Mandela undergoes regular hospital checkups, but his latest visit starting Wednesday stretched into an unusually long stay. Journalists camped outside the hospital Thursday as Mandela's relatives and friends entered for visits. President Jacob Zuma, attending the World Economic Forum annual meeting in Davos, Switzerland, is being updated on developments by the defense minister, whose department is responsible for current and former presidents' health care, Zuma's office said.
The presidency cautioned reporters not to put pressure on Mandela's doctors and to give "a national hero" dignity and respect.
Children at a school next door to Milpark Hospital made cards and posters wishing Mandela well and put them up on the school grounds Thursday. Head teacher Nicky Humphries said students and teachers prayed for South Africa's most famous and beloved citizen before classes started.
Zuma's office said Mandela "is comfortable and is well looked after by a good team of medical specialists."
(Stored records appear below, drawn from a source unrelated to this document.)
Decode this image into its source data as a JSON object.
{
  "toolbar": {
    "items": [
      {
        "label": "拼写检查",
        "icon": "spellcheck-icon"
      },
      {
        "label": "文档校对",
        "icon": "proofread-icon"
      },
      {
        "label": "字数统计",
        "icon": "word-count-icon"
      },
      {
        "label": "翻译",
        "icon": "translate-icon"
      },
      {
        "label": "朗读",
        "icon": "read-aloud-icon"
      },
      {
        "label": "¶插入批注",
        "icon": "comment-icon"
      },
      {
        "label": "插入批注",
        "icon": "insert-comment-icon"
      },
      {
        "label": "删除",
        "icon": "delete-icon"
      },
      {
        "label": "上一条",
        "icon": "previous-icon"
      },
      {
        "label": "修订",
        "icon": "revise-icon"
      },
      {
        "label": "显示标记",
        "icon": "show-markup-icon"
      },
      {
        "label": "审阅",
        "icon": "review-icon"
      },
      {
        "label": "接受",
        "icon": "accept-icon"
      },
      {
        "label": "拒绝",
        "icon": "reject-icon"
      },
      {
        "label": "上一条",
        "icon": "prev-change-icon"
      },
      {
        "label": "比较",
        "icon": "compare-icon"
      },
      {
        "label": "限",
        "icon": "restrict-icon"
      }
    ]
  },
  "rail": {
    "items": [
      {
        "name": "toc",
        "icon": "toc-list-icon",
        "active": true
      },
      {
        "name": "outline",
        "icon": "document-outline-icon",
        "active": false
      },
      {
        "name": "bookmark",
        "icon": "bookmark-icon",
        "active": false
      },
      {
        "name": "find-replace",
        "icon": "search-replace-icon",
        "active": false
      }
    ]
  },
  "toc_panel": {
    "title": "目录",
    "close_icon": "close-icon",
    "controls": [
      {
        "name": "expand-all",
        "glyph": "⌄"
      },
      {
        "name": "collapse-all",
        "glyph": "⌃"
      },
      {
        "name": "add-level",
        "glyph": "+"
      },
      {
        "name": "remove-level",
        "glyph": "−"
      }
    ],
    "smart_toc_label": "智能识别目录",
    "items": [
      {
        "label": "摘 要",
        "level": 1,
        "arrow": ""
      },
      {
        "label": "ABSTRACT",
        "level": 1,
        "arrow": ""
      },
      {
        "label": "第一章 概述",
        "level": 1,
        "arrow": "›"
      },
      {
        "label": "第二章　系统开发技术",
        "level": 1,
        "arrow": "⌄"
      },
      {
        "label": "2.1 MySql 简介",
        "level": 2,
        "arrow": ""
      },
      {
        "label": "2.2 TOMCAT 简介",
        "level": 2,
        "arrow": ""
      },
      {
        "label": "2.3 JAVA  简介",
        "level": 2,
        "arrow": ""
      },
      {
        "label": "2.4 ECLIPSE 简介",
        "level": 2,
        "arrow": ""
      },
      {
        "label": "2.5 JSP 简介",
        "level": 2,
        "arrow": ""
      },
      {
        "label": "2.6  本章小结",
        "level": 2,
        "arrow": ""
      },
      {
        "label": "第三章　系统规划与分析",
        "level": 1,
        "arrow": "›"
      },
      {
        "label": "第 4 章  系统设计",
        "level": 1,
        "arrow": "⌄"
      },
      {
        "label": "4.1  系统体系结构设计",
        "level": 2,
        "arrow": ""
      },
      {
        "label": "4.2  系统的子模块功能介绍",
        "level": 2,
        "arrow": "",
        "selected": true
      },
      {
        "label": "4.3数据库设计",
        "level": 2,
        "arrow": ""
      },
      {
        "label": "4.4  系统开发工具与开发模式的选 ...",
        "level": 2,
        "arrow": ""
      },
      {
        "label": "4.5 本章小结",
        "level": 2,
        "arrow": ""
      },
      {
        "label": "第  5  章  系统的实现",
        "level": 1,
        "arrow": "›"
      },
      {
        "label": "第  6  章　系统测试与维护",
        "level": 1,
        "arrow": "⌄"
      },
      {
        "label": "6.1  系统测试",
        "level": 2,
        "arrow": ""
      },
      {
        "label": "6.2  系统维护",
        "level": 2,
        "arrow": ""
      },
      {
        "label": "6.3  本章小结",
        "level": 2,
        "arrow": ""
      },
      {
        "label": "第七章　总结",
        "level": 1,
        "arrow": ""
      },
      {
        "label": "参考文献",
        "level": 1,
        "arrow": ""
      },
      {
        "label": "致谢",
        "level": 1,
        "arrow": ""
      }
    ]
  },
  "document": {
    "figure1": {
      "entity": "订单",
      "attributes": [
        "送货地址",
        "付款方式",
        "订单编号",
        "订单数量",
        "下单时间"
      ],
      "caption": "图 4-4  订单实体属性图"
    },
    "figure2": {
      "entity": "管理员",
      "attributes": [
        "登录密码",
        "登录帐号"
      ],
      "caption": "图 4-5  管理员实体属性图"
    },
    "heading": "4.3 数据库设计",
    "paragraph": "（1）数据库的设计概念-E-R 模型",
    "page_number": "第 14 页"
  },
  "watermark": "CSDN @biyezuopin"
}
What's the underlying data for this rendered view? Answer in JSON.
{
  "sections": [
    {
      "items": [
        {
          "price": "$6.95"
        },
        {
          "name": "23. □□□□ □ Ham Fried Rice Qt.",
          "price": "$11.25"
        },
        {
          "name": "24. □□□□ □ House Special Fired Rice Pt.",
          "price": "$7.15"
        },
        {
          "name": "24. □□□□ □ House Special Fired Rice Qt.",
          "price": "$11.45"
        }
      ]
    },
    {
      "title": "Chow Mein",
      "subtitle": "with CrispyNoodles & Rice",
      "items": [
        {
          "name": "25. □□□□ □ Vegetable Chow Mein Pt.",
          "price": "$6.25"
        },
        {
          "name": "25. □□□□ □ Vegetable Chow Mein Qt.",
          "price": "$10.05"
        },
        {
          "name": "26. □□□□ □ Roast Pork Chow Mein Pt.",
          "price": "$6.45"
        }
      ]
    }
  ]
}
Mandela's office has released only a brief statement, saying on Wednesday the hospital visit is for routine tests and that Mandela is in "no danger and is in good spirits." His spokesman did not return calls seeking more information.
The White House said President Barack Obama and first lady Michelle Obama's thoughts and prayers are with Mandela.
Mandela was jailed for 27 years for his fight against apartheid.
He became South Africa's first black president in 1994 and stepped down after serving one term in 1999. He largely retired from public life in 2004.
The public has seen only glimpses of him recently, such as in November, when his office released photos of a private meeting between Mandela and members of the U.S. and South African soccer teams. The teams had just played a match in his honor. He also appeared at the closing ceremony of the World Cup in July, waving to the crowd as he was driven in a small golf cart alongside his wife, Graca Machel.